Life in a family of nine neurodiverse individuals: How we do it, why we do what we do, helping you do it too. "What lies behind us and what lies before us are small matters, compared to what lies within us." - Oliver Wendall Holmes
Wednesday, May 12, 2010
Weasels Words, Procedural Nightmares, And IEP's Gone Wrong
I have learned the hard way that some districts try to "weasel" out of providing FAPE (Free APPROPRIATE Public Education) by including what I refer to as "weasel words" in the IEP. I found this out the hard way, as I was attempting to enforce son 2's IEP in 9th grade. It stated that he "may have paraprofessional support in all academic classes" (thereby excluding choir and gym, where he was fine). When I asked him how things were going with the para, he said he really wouldn't know, as she was mostly with the other kids. Come to find out that "may" is a weasel word. "Paraprofessional support" is a weasel word, if you interpret it as meaning, "Support by a paraprofessional for whom your child is the main concern". Son 2 was traveling the regular education halls and classrooms with a pack of 8 kids with disabilities, and one para. Not particularly effective. But legal, because of "may", and "paraprofessional support". Basically, she was there for him if he happened to have a meltdown, she'd walk him to the resource room. The rest of her time was spent with the other kids, who were loud(er) and more disruptive than he. In light of that, I am attempting to come up with some of the other weasel words from the weasels in my experience. Feel free to add any I haven't listed.

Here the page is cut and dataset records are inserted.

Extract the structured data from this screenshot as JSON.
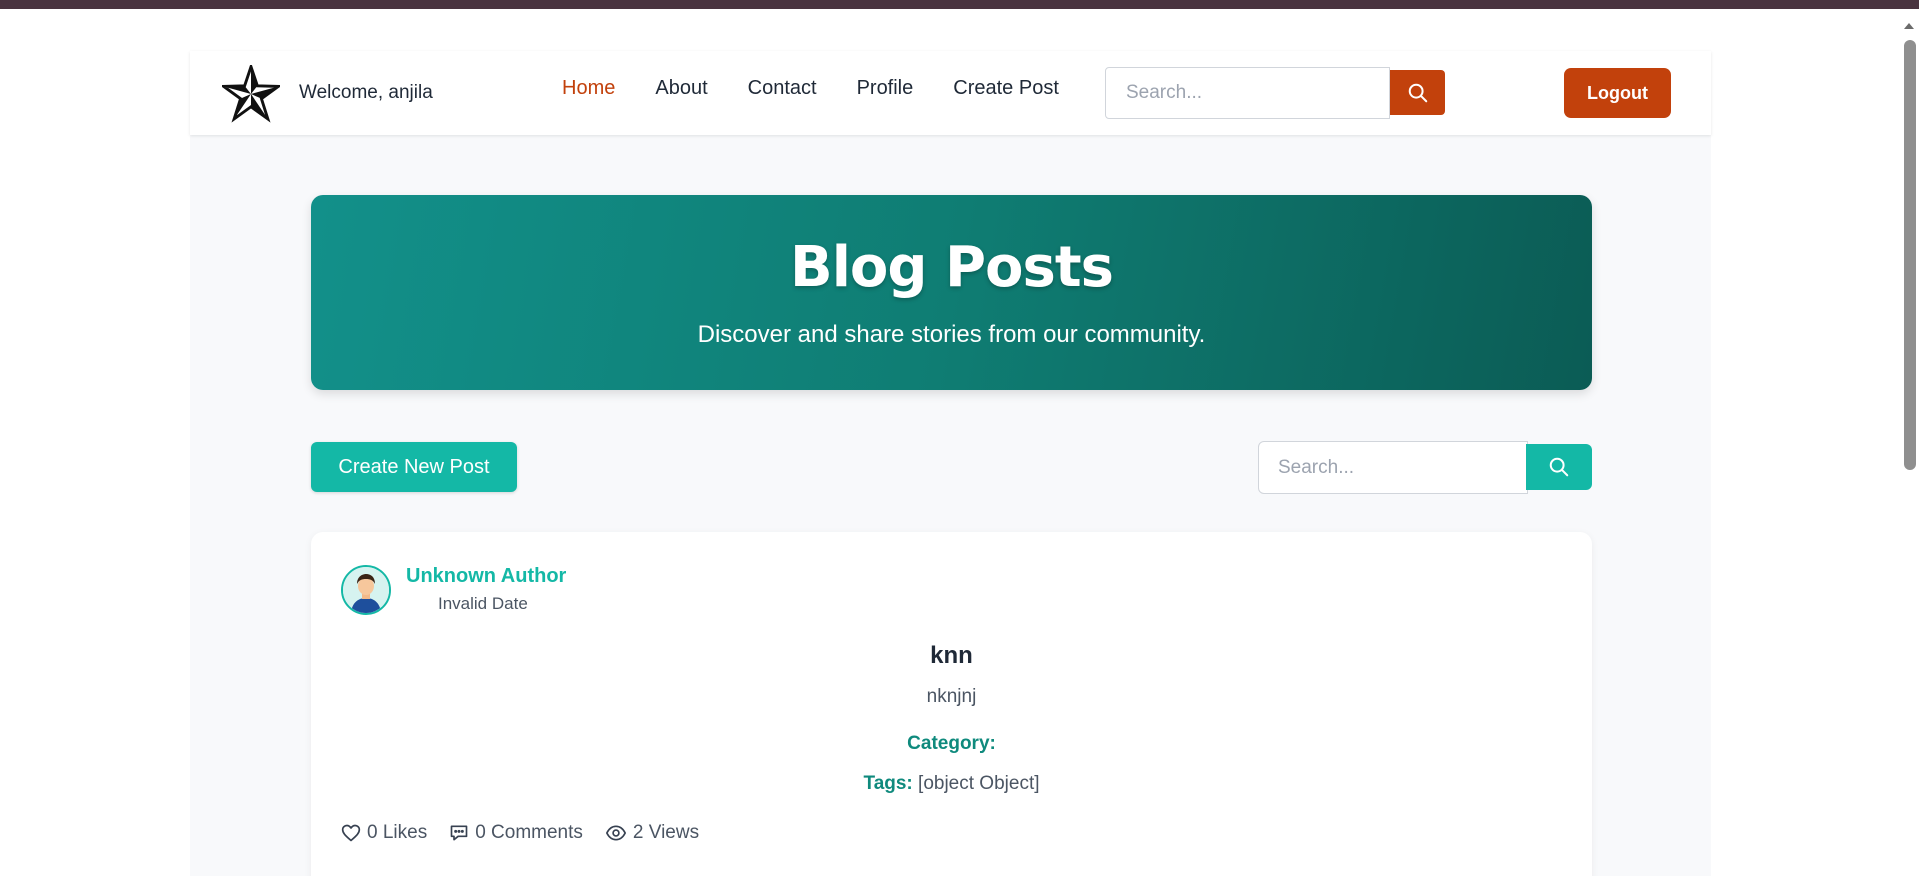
{
  "colors": {
    "accent_orange": "#c2410c",
    "accent_teal": "#14b8a6",
    "hero_gradient_start": "#12908a",
    "hero_gradient_end": "#0b5c55"
  },
  "navbar": {
    "logo_icon": "star-icon",
    "welcome_text": "Welcome, anjila",
    "links": [
      {
        "label": "Home",
        "active": true
      },
      {
        "label": "About",
        "active": false
      },
      {
        "label": "Contact",
        "active": false
      },
      {
        "label": "Profile",
        "active": false
      },
      {
        "label": "Create Post",
        "active": false
      }
    ],
    "search": {
      "placeholder": "Search...",
      "value": "",
      "icon": "search-icon"
    },
    "logout_label": "Logout"
  },
  "hero": {
    "title": "Blog Posts",
    "subtitle": "Discover and share stories from our community."
  },
  "toolbar": {
    "create_label": "Create New Post",
    "search": {
      "placeholder": "Search...",
      "value": "",
      "icon": "search-icon"
    }
  },
  "posts": [
    {
      "author": "Unknown Author",
      "date": "Invalid Date",
      "title": "knn",
      "content": "nknjnj",
      "category_label": "Category:",
      "category_value": "",
      "tags_label": "Tags:",
      "tags_value": "[object Object]",
      "stats": {
        "likes": "0 Likes",
        "comments": "0 Comments",
        "views": "2 Views"
      }
    }
  ]
}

"Access to" bit us one year with son 3. His IEP stated that he would have "access to" his AAC device in all settings throughout the school day. Which, as it turned out, meant that it could be hung on his wheelchair and the wheelchair parked in the hall, because he had "access to" it by asking his para for it. Which he couldn't do, because, (HELLO!!!) he's nonverbal, and needs the assistive communication device to ask for it. Makes sense to me, but then again, district weasels aren't about making sense - they're about the easy, cheap, quick and dirty way.
Another weasel word would be "will be allowed". Sounds good, right? Son 2 "will be allowed" to use Dragon Naturally Speaking to complete written assignments over one paragraph in length. Of course, it doesn't say when he's supposed to TRAIN Dragon to recognize his voice patterns... Also, this means that he's allowed to, but doesn't say if HE has to request it, if they'll suggest it, etc.
Getting a straight, clear, concise IEP is kind of like trying to nail Jell-o to a tree. So, if you find that you've allowed some "weasel words" into yours, then remember that YOU, and you alone, have the power of "no". Write the letter requesting a team meeting in 10 days to change the wording as follows: "May" becomes "Will". "Will be allowed" becomes "Will use after training the program in one resource room hour during the first week of school". "Will have access to" becomes "Will have with him in a place where he can reach and use it".
For me, the IEP meeting is almost moot, as it seems that what I've understood verbally is generally vastly different than what they give me in writing a week later. But the power to disagree is solely parental, and sometimes, "stay-put" is the best option.
I'm a mother of seven, ages 22 to 6. They all have special needs of one variety or another, hence my interest in parent advocacy.
Despite special needs, every child has their own needs, and all children have some things in common. You will find here rants, raves, excitement, tears... things all parents go through. You will also find acronyms that special needs parents know, as do the professionals that work with our children. My hope and my goal is to provide experience, strength, and hope, as well to learn from comments and receive your experience strength and hope.
I don't have all the answers, but between us, we can find them!